*Material provided*
···

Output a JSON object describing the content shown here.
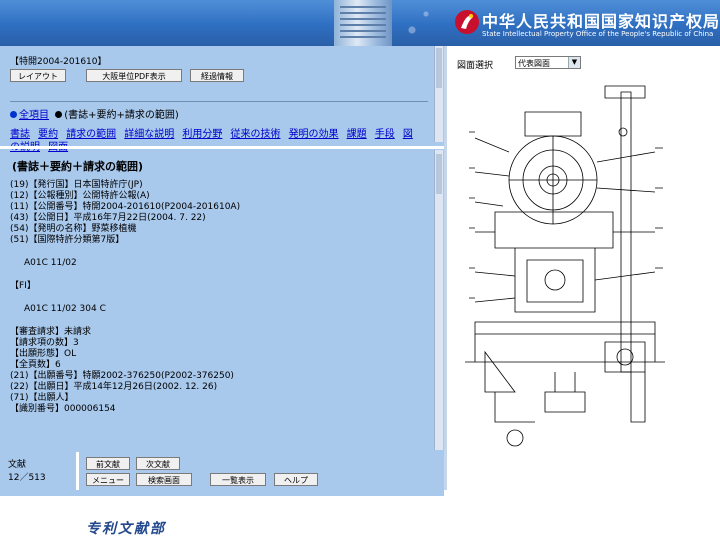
{
  "header": {
    "title_cn": "中华人民共和国国家知识产权局",
    "title_en": "State Intellectual Property Office of the People's Republic of China"
  },
  "document": {
    "id": "【特開2004-201610】",
    "buttons": [
      "レイアウト",
      "大阪単位PDF表示",
      "経過情報"
    ],
    "view_options": [
      "全項目",
      "(書誌+要約+請求の範囲)"
    ],
    "section_links_row1": [
      "書誌",
      "要約",
      "請求の範囲",
      "詳細な説明",
      "利用分野",
      "従来の技術",
      "発明の効果",
      "課題",
      "手段",
      "図"
    ],
    "section_links_row2": [
      "の説明",
      "図面"
    ]
  },
  "content": {
    "section_title": "(書誌＋要約＋請求の範囲)",
    "bibliography": [
      "(19)【発行国】日本国特許庁(JP)",
      "(12)【公報種別】公開特許公報(A)",
      "(11)【公開番号】特開2004-201610(P2004-201610A)",
      "(43)【公開日】平成16年7月22日(2004. 7. 22)",
      "(54)【発明の名称】野菜移植機",
      "(51)【国際特許分類第7版】"
    ],
    "ipc_main": "A01C  11/02",
    "fi_header": "【FI】",
    "fi_value": "A01C   11/02    304 C",
    "filing_info": [
      "【審査請求】未請求",
      "【請求項の数】3",
      "【出願形態】OL",
      "【全頁数】6",
      "(21)【出願番号】特願2002-376250(P2002-376250)",
      "(22)【出願日】平成14年12月26日(2002. 12. 26)",
      "(71)【出願人】",
      "【識別番号】000006154"
    ]
  },
  "figure": {
    "label": "図面選択",
    "selected": "代表図面",
    "arrow": "▼"
  },
  "navigation": {
    "count_label": "文献",
    "count_value": "12／513",
    "buttons_row1": [
      "前文献",
      "次文献"
    ],
    "buttons_row2": [
      "メニュー",
      "検索画面",
      "一覧表示",
      "ヘルプ"
    ]
  },
  "footer": {
    "dept": "专利文献部"
  }
}
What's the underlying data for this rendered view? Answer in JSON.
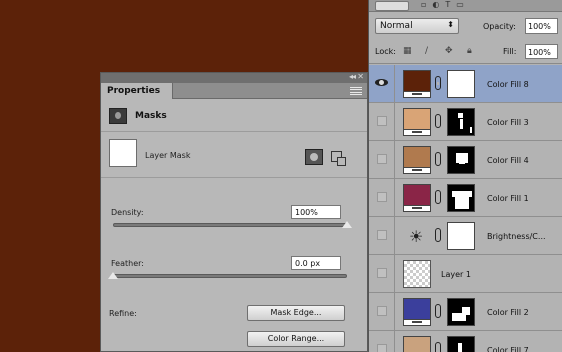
{
  "colors": {
    "canvas_fill": "#5c2209",
    "selected_row": "#8fa3c8"
  },
  "properties": {
    "tab_label": "Properties",
    "section_label": "Masks",
    "mask_type_label": "Layer Mask",
    "density_label": "Density:",
    "density_value": "100%",
    "density_level": 1.0,
    "feather_label": "Feather:",
    "feather_value": "0.0 px",
    "feather_level": 0.0,
    "refine_label": "Refine:",
    "mask_edge_button": "Mask Edge...",
    "color_range_button": "Color Range...",
    "icons": [
      "mask-icon",
      "pixel-mask-icon",
      "vector-mask-icon",
      "panel-menu-icon",
      "collapse-icon",
      "close-icon"
    ]
  },
  "layers_panel": {
    "blend_mode": "Normal",
    "opacity_label": "Opacity:",
    "opacity_value": "100%",
    "lock_label": "Lock:",
    "fill_label": "Fill:",
    "fill_value": "100%",
    "lock_icons": [
      "lock-transparent-icon",
      "lock-paint-icon",
      "lock-move-icon",
      "lock-all-icon"
    ],
    "layers": [
      {
        "name": "Color Fill 8",
        "fill_color": "#5c2209",
        "visible": true,
        "selected": true,
        "mask": "white"
      },
      {
        "name": "Color Fill 3",
        "fill_color": "#d9a476",
        "visible": false,
        "selected": false,
        "mask": "figure"
      },
      {
        "name": "Color Fill 4",
        "fill_color": "#b07a4e",
        "visible": false,
        "selected": false,
        "mask": "hair"
      },
      {
        "name": "Color Fill 1",
        "fill_color": "#8a2547",
        "visible": false,
        "selected": false,
        "mask": "dress"
      },
      {
        "name": "Brightness/C...",
        "fill_color": "",
        "visible": false,
        "selected": false,
        "mask": "white"
      },
      {
        "name": "Layer 1",
        "fill_color": "",
        "visible": false,
        "selected": false,
        "mask": "none"
      },
      {
        "name": "Color Fill 2",
        "fill_color": "#3b3f9c",
        "visible": false,
        "selected": false,
        "mask": "shoes"
      },
      {
        "name": "Color Fill 7",
        "fill_color": "#c9a27e",
        "visible": false,
        "selected": false,
        "mask": "arm"
      }
    ]
  }
}
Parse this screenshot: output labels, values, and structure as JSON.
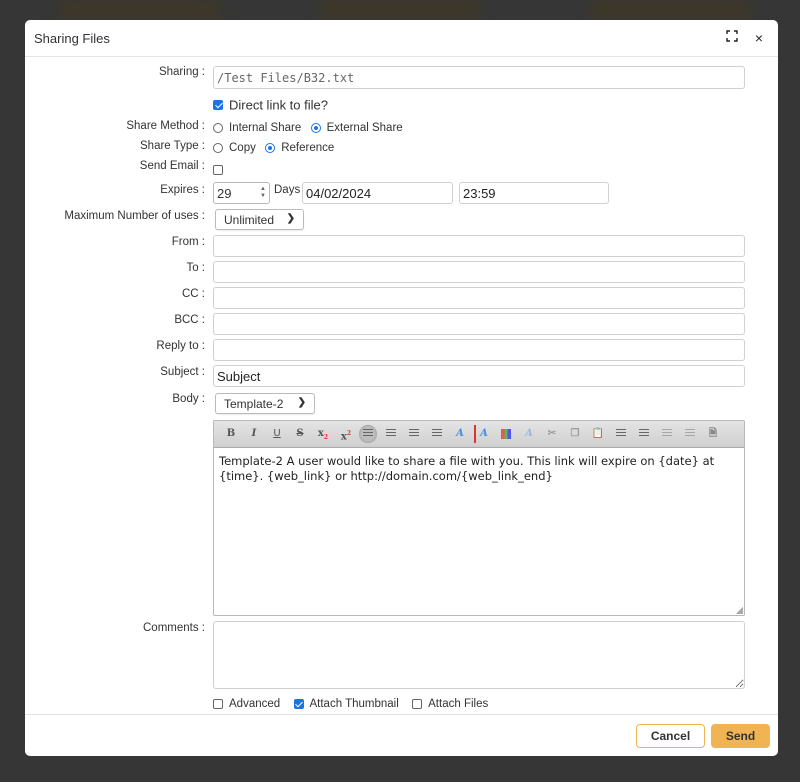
{
  "dialog": {
    "title": "Sharing Files",
    "maximize_icon": "maximize-icon",
    "close_icon": "close-icon",
    "close_glyph": "×"
  },
  "form": {
    "sharing": {
      "label": "Sharing :",
      "value": "/Test Files/B32.txt"
    },
    "direct_link": {
      "label": "Direct link to file?",
      "checked": true
    },
    "share_method": {
      "label": "Share Method :",
      "options": [
        "Internal Share",
        "External Share"
      ],
      "selected": "External Share"
    },
    "share_type": {
      "label": "Share Type :",
      "options": [
        "Copy",
        "Reference"
      ],
      "selected": "Reference"
    },
    "send_email": {
      "label": "Send Email :",
      "checked": false
    },
    "expires": {
      "label": "Expires :",
      "days": "29",
      "days_label": "Days",
      "date": "04/02/2024",
      "time": "23:59"
    },
    "max_uses": {
      "label": "Maximum Number of uses :",
      "value": "Unlimited"
    },
    "from": {
      "label": "From :",
      "value": ""
    },
    "to": {
      "label": "To :",
      "value": ""
    },
    "cc": {
      "label": "CC :",
      "value": ""
    },
    "bcc": {
      "label": "BCC :",
      "value": ""
    },
    "reply_to": {
      "label": "Reply to :",
      "value": ""
    },
    "subject": {
      "label": "Subject :",
      "value": "Subject"
    },
    "body": {
      "label": "Body :",
      "template": "Template-2",
      "content": "Template-2 A user would like to share a file with you. This link will expire on {date} at {time}. {web_link} or http://domain.com/{web_link_end}"
    },
    "comments": {
      "label": "Comments :",
      "value": ""
    },
    "advanced": {
      "label": "Advanced",
      "checked": false
    },
    "attach_thumbnail": {
      "label": "Attach Thumbnail",
      "checked": true
    },
    "attach_files": {
      "label": "Attach Files",
      "checked": false
    }
  },
  "toolbar": {
    "bold": "B",
    "italic": "I",
    "underline": "U",
    "strike": "S",
    "subscript": "x",
    "superscript": "x",
    "font_color": "A",
    "bg_color": "A"
  },
  "footer": {
    "cancel": "Cancel",
    "send": "Send"
  },
  "colors": {
    "accent": "#f0b552",
    "checkbox": "#1a73e8"
  }
}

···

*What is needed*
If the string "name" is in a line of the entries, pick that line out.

*Output of the exercise*
        "name": "Color Fill 8",
        "name": "Color Fill 3",
        "name": "Color Fill 4",
        "name": "Color Fill 1",
        "name": "Brightness/C...",
        "name": "Layer 1",
        "name": "Color Fill 2",
        "name": "Color Fill 7",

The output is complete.